Friday evening, I open my letter myself, to explain the reasons of me not going down to day. I supposed that the River mail closed at 8 in the morning and that it would reach Hudson in the afternoon, and when I was prevented yesterday from writing I thought it would make no difference at all, whether I sent by the regular mail which arrives at Hudson in the forenoon or the River mail as you would be out at Mr. Maceys. But this morning after running in great haste to the P. O. I found that I was mistaken about the River mail and could not get my letter in. The P. M. told me however that there would be a mail down tomorrow, which closes this evening at 8. I shall therefore send this in that way & hope that it may arrive at Hudson as early as you do. This new arrangement of the mails will permit us to write exactly as we used to by the Steam boats, that is on Wednesdays & Saturdays. You may therefore expect letters hereafter on those days. They are most convenient to you & I suspect they will suit you better than any other, for it's not as long from Wednesday to Saturday as it is from Monday to Friday. Let me hear from you as often as possible, and in the mean time believe me very sincerely your own
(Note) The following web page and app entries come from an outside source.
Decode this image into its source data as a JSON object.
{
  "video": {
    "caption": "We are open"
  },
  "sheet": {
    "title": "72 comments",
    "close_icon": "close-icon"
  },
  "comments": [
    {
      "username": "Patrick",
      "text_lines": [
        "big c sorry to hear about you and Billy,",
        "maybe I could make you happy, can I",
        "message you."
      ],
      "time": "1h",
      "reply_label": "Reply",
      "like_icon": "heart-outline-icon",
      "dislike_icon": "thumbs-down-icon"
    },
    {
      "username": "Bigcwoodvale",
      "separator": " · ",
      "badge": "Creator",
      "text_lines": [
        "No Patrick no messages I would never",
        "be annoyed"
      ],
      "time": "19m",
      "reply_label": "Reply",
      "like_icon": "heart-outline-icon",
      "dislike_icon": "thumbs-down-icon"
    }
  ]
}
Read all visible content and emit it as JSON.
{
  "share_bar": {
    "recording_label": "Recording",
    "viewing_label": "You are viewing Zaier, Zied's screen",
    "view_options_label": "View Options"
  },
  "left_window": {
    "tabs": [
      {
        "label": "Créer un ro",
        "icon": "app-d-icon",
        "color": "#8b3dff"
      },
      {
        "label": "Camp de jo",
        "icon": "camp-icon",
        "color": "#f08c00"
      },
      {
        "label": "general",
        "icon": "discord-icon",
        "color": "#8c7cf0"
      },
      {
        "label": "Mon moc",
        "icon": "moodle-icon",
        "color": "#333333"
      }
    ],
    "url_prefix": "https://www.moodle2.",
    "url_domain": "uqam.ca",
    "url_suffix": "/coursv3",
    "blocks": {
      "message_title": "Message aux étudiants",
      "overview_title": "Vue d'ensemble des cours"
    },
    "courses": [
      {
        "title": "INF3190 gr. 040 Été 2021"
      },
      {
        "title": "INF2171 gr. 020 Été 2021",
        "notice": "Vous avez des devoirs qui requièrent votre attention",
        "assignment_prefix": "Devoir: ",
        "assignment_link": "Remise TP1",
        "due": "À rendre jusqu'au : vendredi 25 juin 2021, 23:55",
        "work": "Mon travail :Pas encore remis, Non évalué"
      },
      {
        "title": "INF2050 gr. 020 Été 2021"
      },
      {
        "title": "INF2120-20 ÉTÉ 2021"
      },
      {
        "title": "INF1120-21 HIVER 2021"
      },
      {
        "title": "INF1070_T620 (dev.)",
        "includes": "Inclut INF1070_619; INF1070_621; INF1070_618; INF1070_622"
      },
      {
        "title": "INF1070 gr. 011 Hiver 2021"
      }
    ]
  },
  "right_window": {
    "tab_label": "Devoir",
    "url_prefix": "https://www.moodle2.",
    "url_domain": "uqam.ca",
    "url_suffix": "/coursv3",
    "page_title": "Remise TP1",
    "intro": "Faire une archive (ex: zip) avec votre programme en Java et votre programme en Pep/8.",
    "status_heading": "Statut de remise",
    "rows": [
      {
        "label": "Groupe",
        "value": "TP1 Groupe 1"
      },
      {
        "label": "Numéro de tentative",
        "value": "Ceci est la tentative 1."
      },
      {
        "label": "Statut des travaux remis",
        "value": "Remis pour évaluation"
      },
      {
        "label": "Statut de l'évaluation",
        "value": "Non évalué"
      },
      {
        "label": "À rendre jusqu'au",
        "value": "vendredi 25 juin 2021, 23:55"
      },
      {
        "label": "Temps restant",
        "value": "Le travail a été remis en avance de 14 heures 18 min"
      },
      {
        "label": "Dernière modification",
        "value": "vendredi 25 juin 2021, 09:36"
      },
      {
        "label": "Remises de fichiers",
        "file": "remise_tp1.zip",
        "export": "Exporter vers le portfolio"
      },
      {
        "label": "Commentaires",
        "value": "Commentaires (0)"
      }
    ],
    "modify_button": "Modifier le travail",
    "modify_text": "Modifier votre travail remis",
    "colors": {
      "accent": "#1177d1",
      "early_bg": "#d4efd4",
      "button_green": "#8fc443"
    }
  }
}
A witch is one who enchants, an Enchantress The two words are synonymous. Now Johnson says an Enchantress is "A woman whose beauty or excellencies give irresistible influence." Whether Burchard intended to pay you so high a compliment as this definition would contain or not I am unable to say. But for myself I can truly say that I think you an Enchantress according to the definition of Johnson. 

[In hand of Harriet Allen]

Received this letter from my dear Franklin the 13th of Decr 1817. The day before his birth day. My dear dear Franklin I want very much to see you I hope soon to have that pleasure. 

Images for this document are currently unavailable.
Source: N New York State Library
Collection: Benjamin Franklin Butler Papers (N)
Series: Series 3 (17 February 1815-2 December 1821)